One of my favorite ways to mix my love of beer with my love of grilling is to make beer can chicken. There are countless different recipes available online, but they all have some of the same basic steps. My brother Matt, the chef, helped me out with this recipe due to the fact that I have little to no background in the culinary field.

Osburn On Tap Beer Can Chicken:

Ingredients needed for this recipe:

  • 1(or as many as you want) three to four pound chickens
  • 1 can of beer (for each)
  • 1 cup of spice rub (Barbeque, Asian, whatever you like)
  • 2 teaspoons of vegetable oil

This whole process could be done in an oven, what’s fun about that? Since I’ve been talking about grilling, I’ll tell you how to make this amazing treat on a grill.

  1. Remove the giblets and do whatever you want with them. I won’t judge you; you just don’t need them for this. Wash each chicken inside and out and dry them off thoroughly. Apply the spice rub to your chickens. Make sure to get it under the skin and inside the body cavity. Rub the vegetable oil on the outside of the body and sprinkle rub all over. Add as much as you’d like, just make sure it’s covered.
  2. Drink a few big gulps from each can (drink about ¼ of the delicious nectar). You might need some assistants (I’m positive nobody will complain) for this if you are making a few chickens.
  3. Before you start, make sure your grill has enough space for the chickens to be sitting upright. Also, make sure the cans you are using actually fit inside. I would suggest not using tallboys for this, just save those for later.
  4. To make sure that your bird is as moist as possible, it’s a good idea to cut off the top of your cans. Most can openers will do the job with little hassle for you. Some recipes call for the addition of spice rub to the beer itself. If you want to, feel free to pour a little bit in and stir it around.
  5. Holding your chickens upright, place them on top of the beer cans. Make sure the can enters the cavity at the bottom of the bird and that it is able to sit comfortably (well, not for the chicken) on top. The can as well as the chicken’s legs should form a tripod to make sure it stays in that position.
  6. Set up your grill for indirect heat and preheat to medium. If you are using a charcoal grill, make sure to have a pan underneath the birds to make sure they all receive the same amount of heat.

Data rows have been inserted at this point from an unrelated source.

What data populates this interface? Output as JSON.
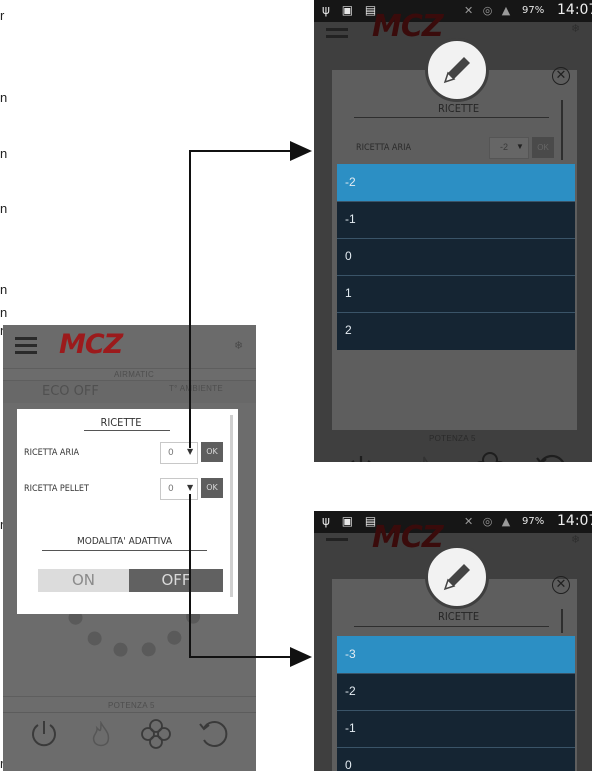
{
  "left_edge_chars": [
    "r",
    "n",
    "n",
    "n",
    "n",
    "n",
    "n",
    "n",
    "r"
  ],
  "left_phone": {
    "app_logo": "MCZ",
    "section_label": "AIRMATIC",
    "eco_label": "ECO OFF",
    "temp_label": "T° AMBIENTE",
    "bottom_label": "POTENZA 5",
    "dialog": {
      "title": "RICETTE",
      "rows": [
        {
          "label": "RICETTA ARIA",
          "value": "0",
          "ok": "OK"
        },
        {
          "label": "RICETTA PELLET",
          "value": "0",
          "ok": "OK"
        }
      ],
      "adaptive_title": "MODALITA' ADATTIVA",
      "toggle_on": "ON",
      "toggle_off": "OFF",
      "toggle_selected": "OFF"
    },
    "nav_icons": [
      "power-icon",
      "flame-icon",
      "fan-icon",
      "refresh-icon"
    ]
  },
  "right_top": {
    "status_time": "14:07",
    "battery": "97%",
    "app_logo": "MCZ",
    "dialog_title": "RICETTE",
    "row_label": "RICETTA ARIA",
    "row_value": "-2",
    "row_ok": "OK",
    "options": [
      "-2",
      "-1",
      "0",
      "1",
      "2"
    ],
    "selected_option": "-2",
    "bottom_label": "POTENZA 5"
  },
  "right_bottom": {
    "status_time": "14:07",
    "battery": "97%",
    "app_logo": "MCZ",
    "dialog_title": "RICETTE",
    "options": [
      "-3",
      "-2",
      "-1",
      "0"
    ],
    "selected_option": "-3"
  },
  "colors": {
    "highlight": "#2c8fc4",
    "list_bg": "#152533",
    "logo_red": "#9c1a1c",
    "arrow": "#111111"
  }
}
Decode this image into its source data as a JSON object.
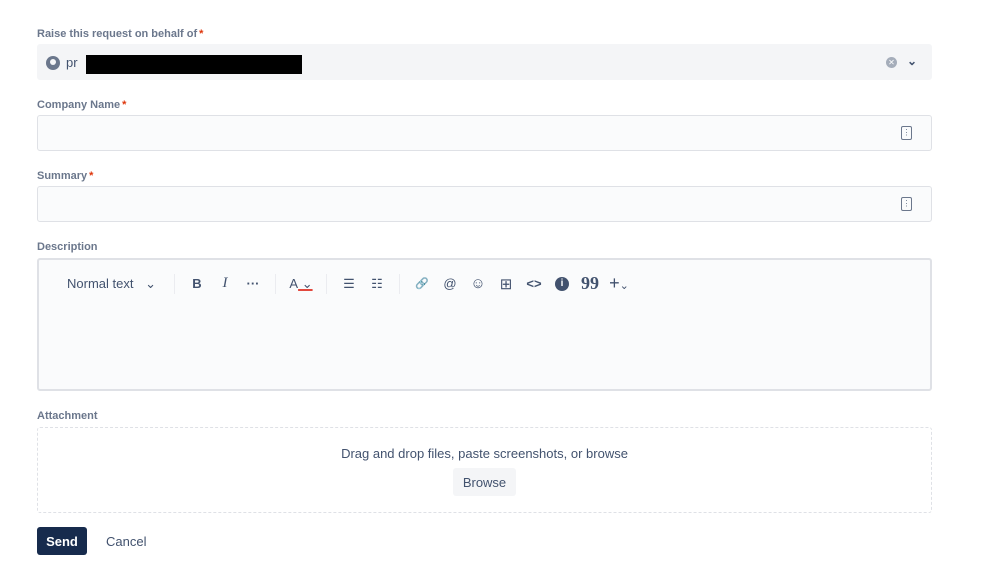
{
  "fields": {
    "behalf": {
      "label": "Raise this request on behalf of",
      "required": "*",
      "value": "pr"
    },
    "company": {
      "label": "Company Name",
      "required": "*"
    },
    "summary": {
      "label": "Summary",
      "required": "*"
    },
    "description": {
      "label": "Description"
    },
    "attachment": {
      "label": "Attachment",
      "drop_text": "Drag and drop files, paste screenshots, or browse",
      "browse": "Browse"
    }
  },
  "toolbar": {
    "text_style": "Normal text",
    "bold": "B",
    "italic": "I",
    "more": "···",
    "color": "A",
    "bullet": "☰",
    "numbered": "☷",
    "link": "🔗",
    "mention": "@",
    "emoji": "☺",
    "table": "⊞",
    "code": "<>",
    "info": "i",
    "quote": "99",
    "insert": "+"
  },
  "actions": {
    "send": "Send",
    "cancel": "Cancel"
  }
}
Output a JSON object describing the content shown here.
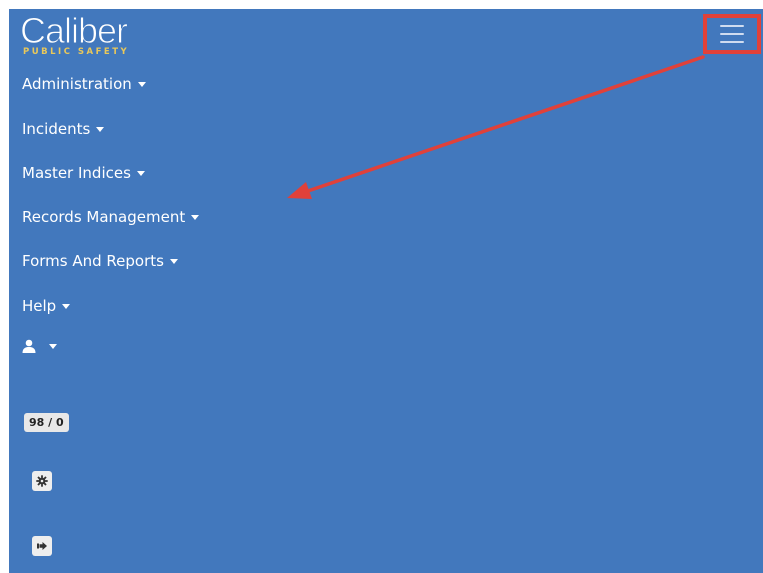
{
  "brand": {
    "logo_word": "Caliber",
    "logo_sub": "PUBLIC SAFETY"
  },
  "menu": {
    "items": [
      {
        "label": "Administration"
      },
      {
        "label": "Incidents"
      },
      {
        "label": "Master Indices"
      },
      {
        "label": "Records Management"
      },
      {
        "label": "Forms And Reports"
      },
      {
        "label": "Help"
      }
    ]
  },
  "counter_badge": "98 / 0",
  "icons": {
    "menu": "hamburger-menu-icon",
    "user": "user-icon",
    "settings": "gear-icon",
    "logout": "sign-out-icon",
    "annotation": "arrow-annotation"
  },
  "colors": {
    "nav_background": "#4278bd",
    "highlight": "#e0413a",
    "logo_sub": "#e9c85a"
  }
}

So, you’re ready to grill????

  • Put the chickens as close to the middle of the grill on top of the pan. Close the lid and cook the chickens until they are fall off the bone tender. That should take about two hours.
  • Enjoy some of the above mentioned beers and play some yard games while you wait!

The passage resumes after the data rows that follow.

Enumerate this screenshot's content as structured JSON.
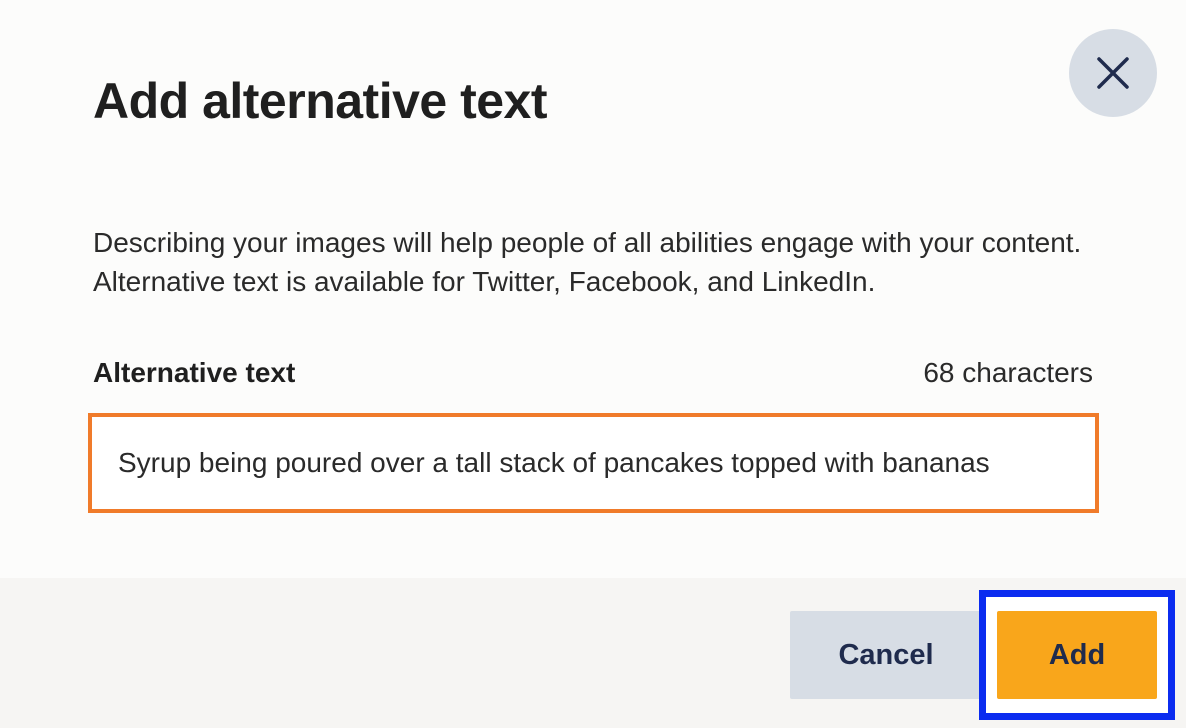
{
  "dialog": {
    "title": "Add alternative text",
    "description": "Describing your images will help people of all abilities engage with your content. Alternative text is available for Twitter, Facebook, and LinkedIn.",
    "close_icon": "close-icon"
  },
  "field": {
    "label": "Alternative text",
    "char_count": "68 characters",
    "value": "Syrup being poured over a tall stack of pancakes topped with bananas"
  },
  "buttons": {
    "cancel_label": "Cancel",
    "add_label": "Add"
  },
  "colors": {
    "input_border": "#f07b2a",
    "add_button": "#f9a61b",
    "focus_ring": "#0b2cf0",
    "button_text": "#1f2b4d",
    "secondary_button": "#d7dde5"
  }
}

For another barbeque treat, soak hot dogs, sausages and brats in your favorite kind of beer for an added kick. No matter what you do, be responsible, have fun and keep grilling!

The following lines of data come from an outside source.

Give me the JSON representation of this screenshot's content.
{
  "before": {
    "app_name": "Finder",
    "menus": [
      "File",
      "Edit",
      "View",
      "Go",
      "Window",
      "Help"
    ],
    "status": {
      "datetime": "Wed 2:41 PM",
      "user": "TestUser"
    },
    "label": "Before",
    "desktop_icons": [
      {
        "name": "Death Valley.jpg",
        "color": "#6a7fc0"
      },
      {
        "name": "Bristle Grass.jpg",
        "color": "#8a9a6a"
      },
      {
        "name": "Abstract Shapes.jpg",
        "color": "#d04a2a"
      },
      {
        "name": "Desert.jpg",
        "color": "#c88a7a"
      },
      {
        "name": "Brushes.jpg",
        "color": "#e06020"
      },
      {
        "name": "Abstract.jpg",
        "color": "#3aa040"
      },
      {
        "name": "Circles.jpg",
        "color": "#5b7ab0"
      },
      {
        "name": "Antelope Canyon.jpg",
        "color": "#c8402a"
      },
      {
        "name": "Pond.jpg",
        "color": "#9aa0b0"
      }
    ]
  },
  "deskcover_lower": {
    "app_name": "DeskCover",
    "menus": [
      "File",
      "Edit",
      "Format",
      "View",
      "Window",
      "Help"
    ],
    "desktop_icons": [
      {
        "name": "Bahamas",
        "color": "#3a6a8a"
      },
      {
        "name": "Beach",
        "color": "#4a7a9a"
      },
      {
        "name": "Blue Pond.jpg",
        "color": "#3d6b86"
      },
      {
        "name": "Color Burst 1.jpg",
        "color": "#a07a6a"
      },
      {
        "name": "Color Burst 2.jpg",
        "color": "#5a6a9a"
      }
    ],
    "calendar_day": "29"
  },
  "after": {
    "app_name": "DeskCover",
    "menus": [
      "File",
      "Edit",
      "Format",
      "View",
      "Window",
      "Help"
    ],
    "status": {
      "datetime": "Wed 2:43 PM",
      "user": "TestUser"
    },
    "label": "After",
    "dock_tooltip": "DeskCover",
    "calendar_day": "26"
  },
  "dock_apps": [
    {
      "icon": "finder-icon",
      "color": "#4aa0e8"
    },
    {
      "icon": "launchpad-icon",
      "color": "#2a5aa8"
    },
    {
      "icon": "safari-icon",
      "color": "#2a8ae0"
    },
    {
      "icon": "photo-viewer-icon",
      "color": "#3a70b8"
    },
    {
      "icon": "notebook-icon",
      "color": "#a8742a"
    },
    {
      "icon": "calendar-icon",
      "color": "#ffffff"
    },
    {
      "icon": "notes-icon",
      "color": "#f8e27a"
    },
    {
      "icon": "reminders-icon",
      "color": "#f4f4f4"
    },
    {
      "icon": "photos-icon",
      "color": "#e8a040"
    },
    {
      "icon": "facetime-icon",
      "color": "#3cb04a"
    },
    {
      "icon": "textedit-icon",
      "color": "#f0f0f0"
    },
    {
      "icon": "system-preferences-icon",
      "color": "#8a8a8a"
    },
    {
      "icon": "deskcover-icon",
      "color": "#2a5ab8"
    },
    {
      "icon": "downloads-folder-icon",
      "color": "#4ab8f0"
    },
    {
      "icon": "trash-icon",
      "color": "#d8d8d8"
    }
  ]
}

Image credit: Steve Woods, SXC

2 thoughts on “[OSBURN ON TAP] It’s Barbeque Time

Leave a Reply